The strict human pathogen Streptococcus pyogenes causes infections of varying severity, ranging from self-limiting suppurative infections to life-threatening diseases like necrotizing fasciitis or streptococcal toxic shock syndrome. Here, we show that the non-phosphorylating glyceraldehyde-3-phosphate dehydrogenase GapN is an essential enzyme for S. pyogenes. GapN converts glyceraldehyde 3-phosphate into 3-phosphoglycerate coupled to the reduction of NADP to NADPH. The knock-down of gapN by antisense peptide nucleic acids (asPNA) significantly reduces viable bacterial counts of S. pyogenes laboratory and macrolide-resistant clinical strains in vitro.
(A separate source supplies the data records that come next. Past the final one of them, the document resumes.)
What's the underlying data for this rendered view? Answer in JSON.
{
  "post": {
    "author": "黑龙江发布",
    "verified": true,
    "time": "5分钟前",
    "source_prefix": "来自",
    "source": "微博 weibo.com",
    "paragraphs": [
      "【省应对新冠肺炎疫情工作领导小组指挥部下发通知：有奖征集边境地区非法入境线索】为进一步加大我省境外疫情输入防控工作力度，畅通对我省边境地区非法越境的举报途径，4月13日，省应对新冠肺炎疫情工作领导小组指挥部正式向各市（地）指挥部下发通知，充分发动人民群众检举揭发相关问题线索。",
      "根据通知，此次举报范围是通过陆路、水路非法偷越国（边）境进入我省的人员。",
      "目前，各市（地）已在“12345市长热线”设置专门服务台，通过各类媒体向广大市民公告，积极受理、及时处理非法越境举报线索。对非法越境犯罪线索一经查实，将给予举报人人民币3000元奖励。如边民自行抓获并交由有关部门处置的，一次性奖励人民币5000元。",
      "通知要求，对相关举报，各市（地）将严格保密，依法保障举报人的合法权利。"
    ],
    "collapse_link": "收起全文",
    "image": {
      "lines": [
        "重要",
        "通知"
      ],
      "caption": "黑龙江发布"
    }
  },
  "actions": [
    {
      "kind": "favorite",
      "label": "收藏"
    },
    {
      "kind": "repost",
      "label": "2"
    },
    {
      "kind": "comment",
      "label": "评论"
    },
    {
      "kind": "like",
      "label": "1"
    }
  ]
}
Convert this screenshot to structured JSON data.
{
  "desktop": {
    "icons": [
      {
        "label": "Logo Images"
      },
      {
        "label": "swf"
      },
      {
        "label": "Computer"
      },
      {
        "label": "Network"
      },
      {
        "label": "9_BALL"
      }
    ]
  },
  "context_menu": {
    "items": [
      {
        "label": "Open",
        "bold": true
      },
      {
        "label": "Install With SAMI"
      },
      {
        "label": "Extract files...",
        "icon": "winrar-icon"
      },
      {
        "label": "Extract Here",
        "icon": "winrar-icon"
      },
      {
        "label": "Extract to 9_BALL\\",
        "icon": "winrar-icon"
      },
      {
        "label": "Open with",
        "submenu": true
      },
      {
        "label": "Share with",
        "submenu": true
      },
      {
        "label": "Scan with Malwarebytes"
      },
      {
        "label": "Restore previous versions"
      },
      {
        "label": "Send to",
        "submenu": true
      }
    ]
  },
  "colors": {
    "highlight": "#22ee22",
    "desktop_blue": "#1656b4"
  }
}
As S. pyogenes lacks the oxidative part of the pentose phosphate pathway, GapN appears to be the major NADPH source for the bacterium. Accordingly, other streptococci that carry a complete pentose phosphate pathway are not prone to asPNA-based gapN knock-down. Determination of the crystal structure of the S. pyogenes GapN apo-enzyme revealed an unusual cis-peptide in proximity to the catalytic binding site. Furthermore, using a structural modeling approach, we correctly predicted competitive inhibition of S. pyogenes GapN by erythrose 4-phosphate, indicating that our structural model can be used for in silico screening of specific GapN inhibitors. In conclusion, the data provided here reveal that GapN is a potential target for antimicrobial substances that selectively kill S. pyogenes and other streptococci that lack the oxidative part of the pentose phosphate pathway.